Laure Prouvost lives and works in London and is represented by MOT International. She has recently participated in Frieze Frame (2010) and Frieze Projects (2011) and held solo exhibitions at MOT International and Flat House, London, and Spike Island, Bristol. Prouvost won the GBP 10,000 Max Mara Art Prize for Women in 2011, the Jarman Award, and was also the principal prize winner at the 57th Oberhausen Film Festival.
4. TIMUR SI-QIN

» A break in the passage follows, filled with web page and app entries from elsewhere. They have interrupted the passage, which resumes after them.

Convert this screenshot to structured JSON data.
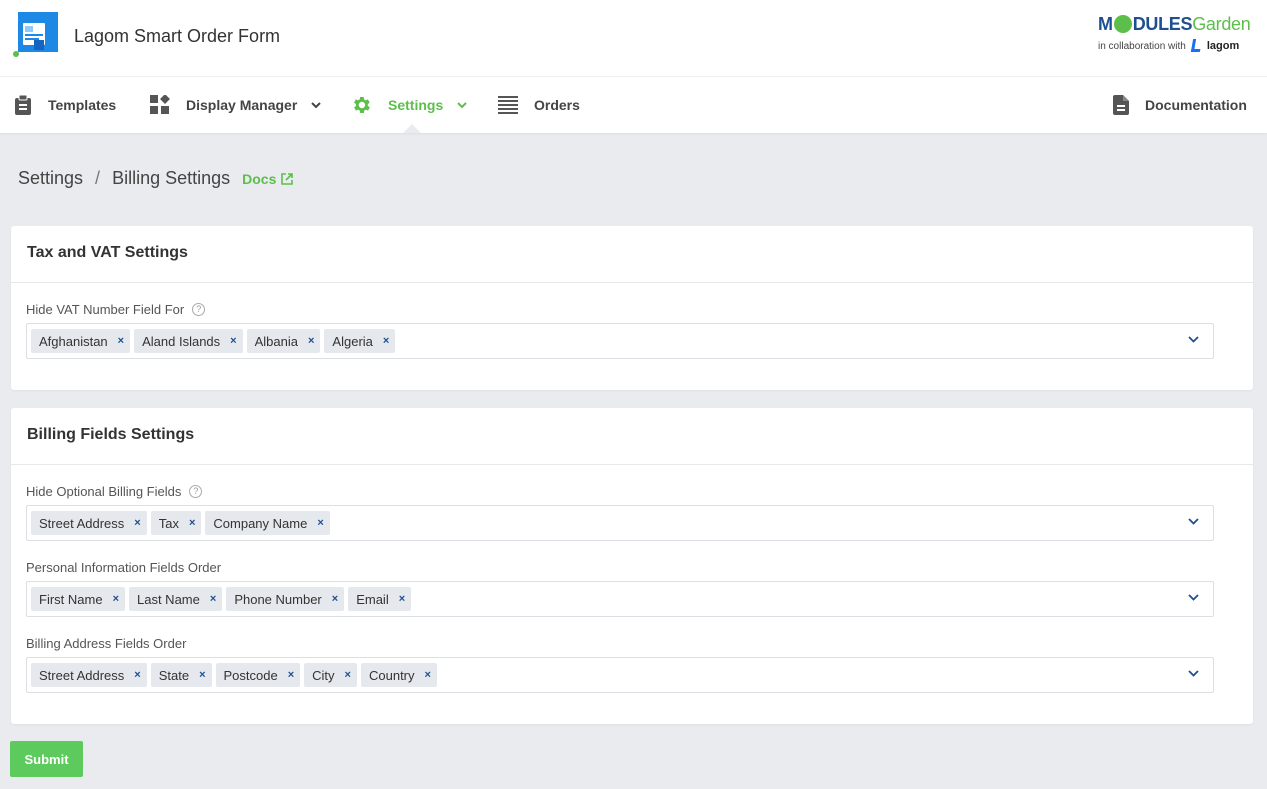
{
  "header": {
    "app_title": "Lagom Smart Order Form",
    "brand_modules_m": "M",
    "brand_modules_rest": "DULES",
    "brand_garden": "Garden",
    "brand_collab": "in collaboration with",
    "brand_lagom": "lagom"
  },
  "nav": {
    "templates": "Templates",
    "display_manager": "Display Manager",
    "settings": "Settings",
    "orders": "Orders",
    "documentation": "Documentation"
  },
  "breadcrumb": {
    "parent": "Settings",
    "separator": "/",
    "current": "Billing Settings",
    "docs": "Docs"
  },
  "tax_panel": {
    "title": "Tax and VAT Settings",
    "hide_vat_label": "Hide VAT Number Field For",
    "hide_vat_values": [
      "Afghanistan",
      "Aland Islands",
      "Albania",
      "Algeria"
    ]
  },
  "billing_panel": {
    "title": "Billing Fields Settings",
    "hide_optional_label": "Hide Optional Billing Fields",
    "hide_optional_values": [
      "Street Address",
      "Tax",
      "Company Name"
    ],
    "personal_order_label": "Personal Information Fields Order",
    "personal_order_values": [
      "First Name",
      "Last Name",
      "Phone Number",
      "Email"
    ],
    "address_order_label": "Billing Address Fields Order",
    "address_order_values": [
      "Street Address",
      "State",
      "Postcode",
      "City",
      "Country"
    ]
  },
  "tag_remove_glyph": "×",
  "help_glyph": "?",
  "submit_label": "Submit",
  "colors": {
    "accent_green": "#5cbf4a",
    "submit_green": "#5cca5c",
    "brand_blue": "#1e4f91",
    "background": "#e9ebef"
  }
}
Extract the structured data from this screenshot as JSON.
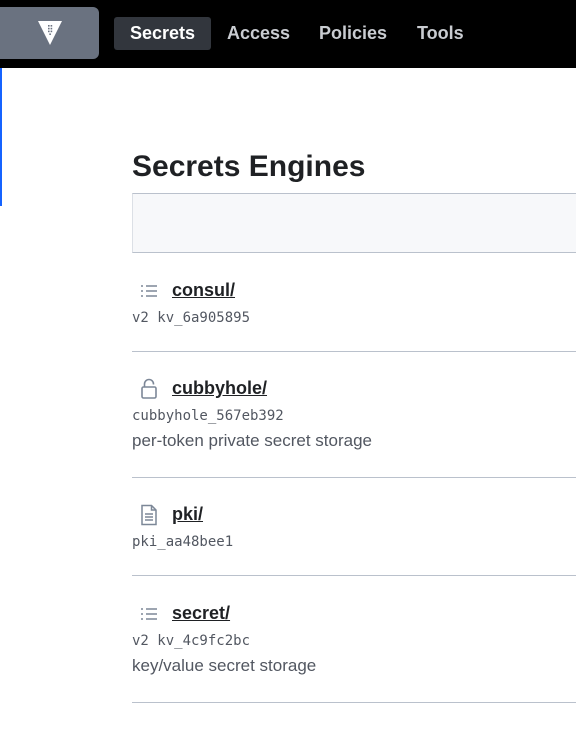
{
  "nav": {
    "logo_icon": "vault-logo-icon",
    "items": [
      {
        "label": "Secrets",
        "active": true
      },
      {
        "label": "Access",
        "active": false
      },
      {
        "label": "Policies",
        "active": false
      },
      {
        "label": "Tools",
        "active": false
      }
    ]
  },
  "page": {
    "title": "Secrets Engines"
  },
  "engines": [
    {
      "path": "consul/",
      "icon": "list-icon",
      "accessor": "v2 kv_6a905895",
      "description": ""
    },
    {
      "path": "cubbyhole/",
      "icon": "lock-icon",
      "accessor": "cubbyhole_567eb392",
      "description": "per-token private secret storage"
    },
    {
      "path": "pki/",
      "icon": "document-icon",
      "accessor": "pki_aa48bee1",
      "description": ""
    },
    {
      "path": "secret/",
      "icon": "list-icon",
      "accessor": "v2 kv_4c9fc2bc",
      "description": "key/value secret storage"
    }
  ],
  "colors": {
    "topbar": "#000000",
    "logo_bg": "#6a7280",
    "active_nav_bg": "#32363d",
    "accent_edge": "#1563ff",
    "divider": "#bac1cc",
    "muted_text": "#525761"
  }
}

Timur Si-Qin was born in Berlin in 1984. At the age of four he moved to Beijing, where, surrounded by his Chinese family, he promptly forgot how to speak German. Another move followed to Arizona, where Si-Qin spent most of his adolescence. He has since moved back to Berlin, where, not so surprisingly, he makes work about the language-less phenomenon of natural selection— how themes such as money, sex, family, and love continue to dominate our mental capacities, and how advertising executives direct campaigns toward manipulating these desires.
Si-Qin’s recent show at Berlin’s Société, titled “Mainstream,” superimposes natural flora onto posters of Transformers. The evil Transformers characters are notably sickly and slimy, built with rough, angular shapes, while the benevolent Transformers in contrast are healthy, upright and broad-shouldered— strapping young men, as it were. How far back do the associations between bad health and evil go? Here, Si-Qin posits that the narratives surrounding Transformers— an object of man’s construction— may not be so far from what we perceive to be “natural,” signified by all living things’ predisposition to succumbing to disease. Si-Qin’s November 2011 solo show at Fluxia in Milan, “Legend,” saw the artist extend his artistic production to include the gallerists and their families. Si-Qin arranged a day trip to a shooting range with the two Italian women and the father of one of these, who is a medieval reenactment hobbyist. True to Si-Qin’s fascination with the bio-determined narratives of violence and family, the group fired shots at the father’s medieval reenactment gear, which was later exhibited in the gallery.
Si-Qin is represented by Société in Berlin and has recently shown at Stadium, New York, and Kaleidoscope, Milan. With Estonian artist Katja Novitskova, he will open an exhibition at CCS Bard in April 2012.